In other words, I’m not jumping back into the social world wholesale. Don’t look for me on Twitter or Pinterest any time soon. Also, I’m not adding TikTok or Snapchat to my life, much to the relief of my teenagers. And my LinkedIn account remains nothing more than an online resume; I don’t have any connections and I never post updates. I’ll continue using Facebook as I have for the last 15 months: as a way to communicate with one professional group I belong to. You may also find an author page there, but that’s just a necessary evil Facebook requires in order to take advantage of some Instagram features.

Which leads me to an important point I learned from Digital Minimalism: I’m not just jumping back into Instagram wholesale either. I’ll be focusing on a few optimized activities that will allow me to take advantage of the benefits of the app without suffering through the parts that leave me feeling less than human. For instance, I’m not putting Instagram on my phone. I’ll be using a scheduling app on my laptop to post, and I’ll be able to follow others and respond to comments there, too. I’ll also be using Instagram as an author, sharing personal details as they affect my writing life and focusing on reaching readers. While I’m sure I’ll be connecting with family and friends there, too, I don’t plan to post regular photos of our boys or news about family gatherings except as they might overlap with my life as an author.

As I’ve thought again … and again and again … about social media, I’ve considered jumping back in more than once. Until now, neither my conscience nor my sense of reason seemed to approve. But when I thought about it again recently, this time, I felt free to proceed. I started slowly. First, I made the decision without acting on it or telling anyone to see how it felt. Then, after a few days, I created an Instagram account but didn’t do anything with it. Eventually, I added a profile pic and bio, and today I even posted my first picture. And each time, it’s felt right.

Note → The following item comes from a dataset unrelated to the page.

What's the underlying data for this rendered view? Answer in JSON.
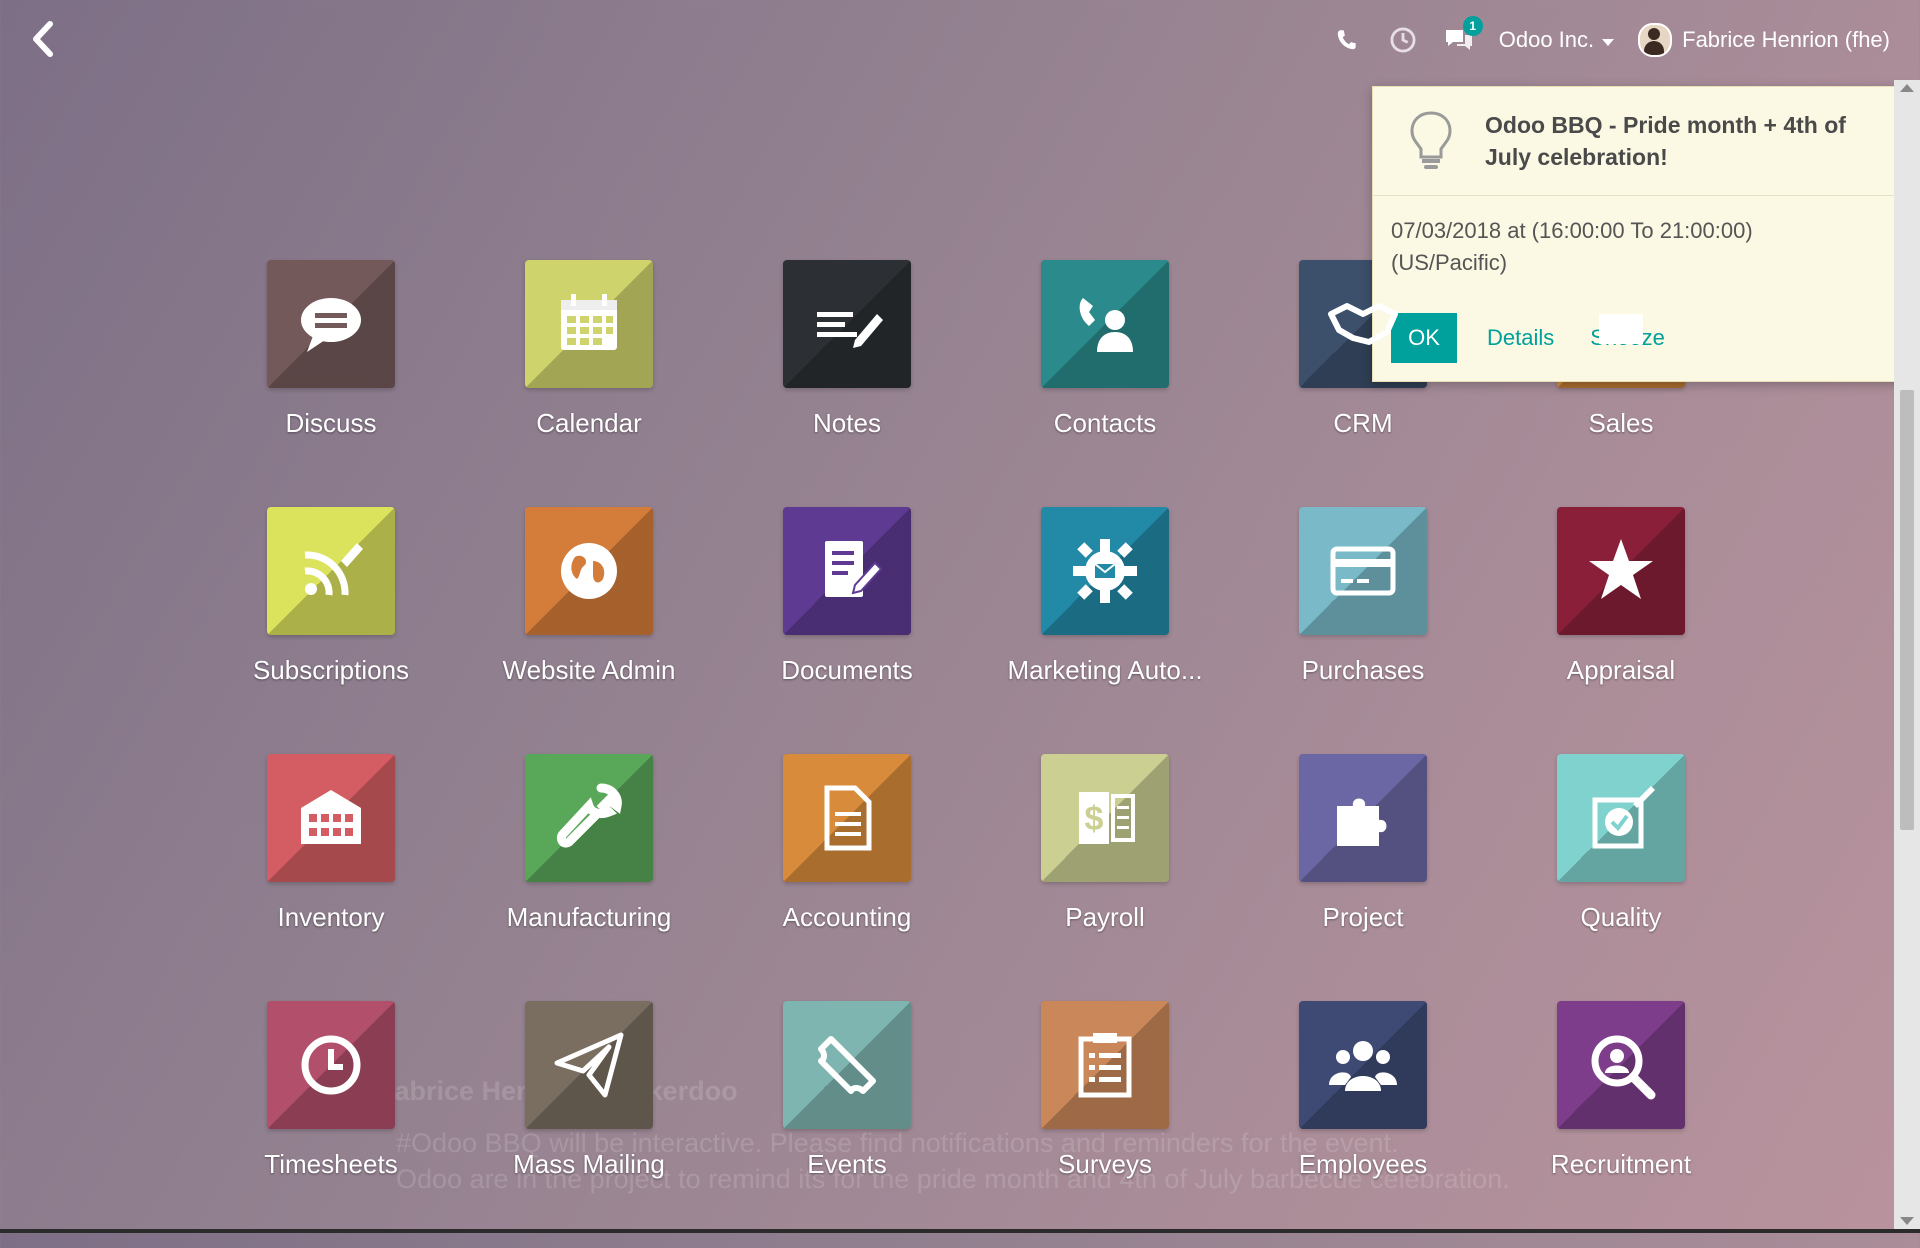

I guess you could put Instagram up there with grapefruit and Mrs. Maisel. What started out a “Bleh” now feels like “Yeah!”

Until I change my mind again, that is.